With rarely encountered material in high-quality condition, the “extraordinary” first part of the Séminaire de Sherbrooke Sale had strong expectations leading up to the first two-day, 600-lot offering this September.
All lots were sold with total realizations of $275,000, according to auctioneers with Montréal’s Champagne Auctions. This initial offering is one of four parts of the collection, which was appraised at $400,000 before the auction.
“These are amazing pieces in beautiful condition – they’ve never been seen like this, in such original condition, with original ribbons and without any scratches like so many things on the market today – and they took strong prices accordingly,” said auction cataloguer Ron Seigler, of MTM International, another Montréal-based firm affiliated with Champagne Auctions.
Among the top highlights was an 1872 Dominion of Canada “Chiefs Medal” that brought $19,000 as Lot 12. It was one of only 25 pieces commissioned to be produced by Montréal silversmith Robert Hendry to replace the “inferior stock medals” previously presented to Indigenous chiefs involved with Treaty 1 and Treaty 2, auctioneers said. Comprised of the 1867 Confederation medal plus an extra ring, the silver-plated copper electrotypes had an estimate of $7,000-$9,000, which was more than doubled when it crossed the block.
“It was an outstanding success beyond our expectations,” said Seigler, who added there were bidders from around the world but “almost everything of importance stayed in Canada.”
“Prices and demand were very strong, and bids were flying in from all over.”
The second part of the Séminaire de Sherbrooke Sale will be offered in early November and feature commemorative medals with “very strong” Canada and France sections, said Seigler.
In December, part three will offer world coins while part four, in January 2020, will focus on tokens.
Located at 195 Marquette St., in Sherbrooke, Qué., the seminary that assembled the collection over more than a century dates back to 1874, when Monseigneur Antoine Racine was appointed as the first bishop of the new Diocese of Sherbrooke. A year later, under Racine’s leadership, what was then known as the Séminaire Saint-Charles-Borromée opened.
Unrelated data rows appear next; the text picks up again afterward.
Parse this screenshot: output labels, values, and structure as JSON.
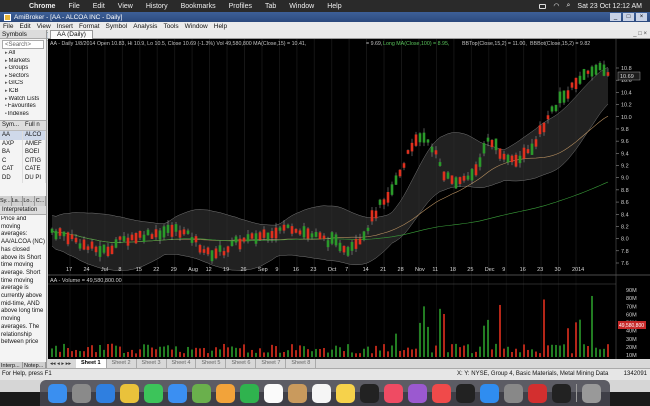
{
  "menubar": {
    "app": "Chrome",
    "items": [
      "File",
      "Edit",
      "View",
      "History",
      "Bookmarks",
      "Profiles",
      "Tab",
      "Window",
      "Help"
    ],
    "datetime": "Sat 23 Oct  12:12 AM"
  },
  "window": {
    "title": "AmiBroker - [AA - ALCOA INC - Daily]",
    "menu": [
      "File",
      "Edit",
      "View",
      "Insert",
      "Format",
      "Symbol",
      "Analysis",
      "Tools",
      "Window",
      "Help"
    ],
    "symbol_box": "AA"
  },
  "symbols_panel": {
    "title": "Symbols",
    "search_placeholder": "<Search>",
    "tree": [
      "All",
      "Markets",
      "Groups",
      "Sectors",
      "GICS",
      "ICB",
      "Watch Lists",
      "Favourites",
      "Indexes"
    ],
    "col1": "Sym...",
    "col2": "Full n",
    "rows": [
      {
        "sym": "AA",
        "name": "ALCO"
      },
      {
        "sym": "AXP",
        "name": "AMEF"
      },
      {
        "sym": "BA",
        "name": "BOEI"
      },
      {
        "sym": "C",
        "name": "CITIG"
      },
      {
        "sym": "CAT",
        "name": "CATE"
      },
      {
        "sym": "DD",
        "name": "DU PI"
      }
    ],
    "tabs": [
      "Sy...",
      "La...",
      "Lo...",
      "C..."
    ]
  },
  "interpretation": {
    "title": "Interpretation",
    "text": "Price and moving averages: AA/ALCOA (NC) has closed above its Short time moving average. Short time moving average is currently above mid-time, AND above long time moving averages. The relationship between price",
    "tabs": [
      "Interp...",
      "Notep..."
    ]
  },
  "chart": {
    "tab": "AA (Daily)",
    "header_line": "AA - Daily  1/8/2014 Open 10.83, Hi 10.9, Lo 10.5, Close 10.69 (-1.3%) Vol 49,580,800  MA(Close,15) = 10.41,",
    "header_ma2": "= 9.69,",
    "header_ma3": "Long MA(Close,100) = 8.95,",
    "header_bb": "BBTop(Close,15,2) = 11.00,",
    "header_bb2": "BBBot(Close,15,2) = 9.82",
    "price_label": "10.69",
    "volume_header": "AA - Volume = 49,580,800.00",
    "volume_label": "49,580,800",
    "price_ticks": [
      "10.8",
      "10.6",
      "10.4",
      "10.2",
      "10.0",
      "9.8",
      "9.6",
      "9.4",
      "9.2",
      "9.0",
      "8.8",
      "8.6",
      "8.4",
      "8.2",
      "8.0",
      "7.8",
      "7.6"
    ],
    "volume_ticks": [
      "90M",
      "80M",
      "70M",
      "60M",
      "50M",
      "40M",
      "30M",
      "20M",
      "10M"
    ],
    "date_labels": [
      "17",
      "24",
      "Jul",
      "8",
      "15",
      "22",
      "29",
      "Aug",
      "12",
      "19",
      "26",
      "Sep",
      "9",
      "16",
      "23",
      "Oct",
      "7",
      "14",
      "21",
      "28",
      "Nov",
      "11",
      "18",
      "25",
      "Dec",
      "9",
      "16",
      "23",
      "30",
      "2014"
    ],
    "colors": {
      "up": "#2a9a2a",
      "down": "#e0301e",
      "bg": "#000000"
    }
  },
  "sheets": [
    "Sheet 1",
    "Sheet 2",
    "Sheet 3",
    "Sheet 4",
    "Sheet 5",
    "Sheet 6",
    "Sheet 7",
    "Sheet 8"
  ],
  "status": {
    "help": "For Help, press F1",
    "info": "X: Y: NYSE, Group 4, Basic Materials, Metal Mining Data",
    "right": "1342091"
  },
  "dock": [
    "finder",
    "launchpad",
    "safari",
    "chrome",
    "messages",
    "mail",
    "maps",
    "photos",
    "facetime",
    "calendar",
    "contacts",
    "reminders",
    "notes",
    "tv",
    "music",
    "podcasts",
    "news",
    "stocks",
    "app-store",
    "preferences",
    "acrobat",
    "terminal",
    "trash"
  ]
}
He served as the first superior until 1878, around which time the seminary’s abbots began assembling a collection.
“In 1893, Father Pierre-Achille Bégin founded the Société d’histoire naturelle (natural history society) of the Séminaire Saint-Charles-Borromée,” reads the February 2018 issue of “Curator’s Notes,” a regular bulletin about the Sherbrooke Museum of Nature and Sciences’ collection.
“He used the collections he built with his students as the centre of his teaching. In 1900, Léon Marcotte, one of his students, became interested in the museum. He continued his professor’s work until 1964, when an illness forced him to end his activities. He gave the collections and the Museum the breadth and scope they enjoy today.”
Marcotte died in 1969.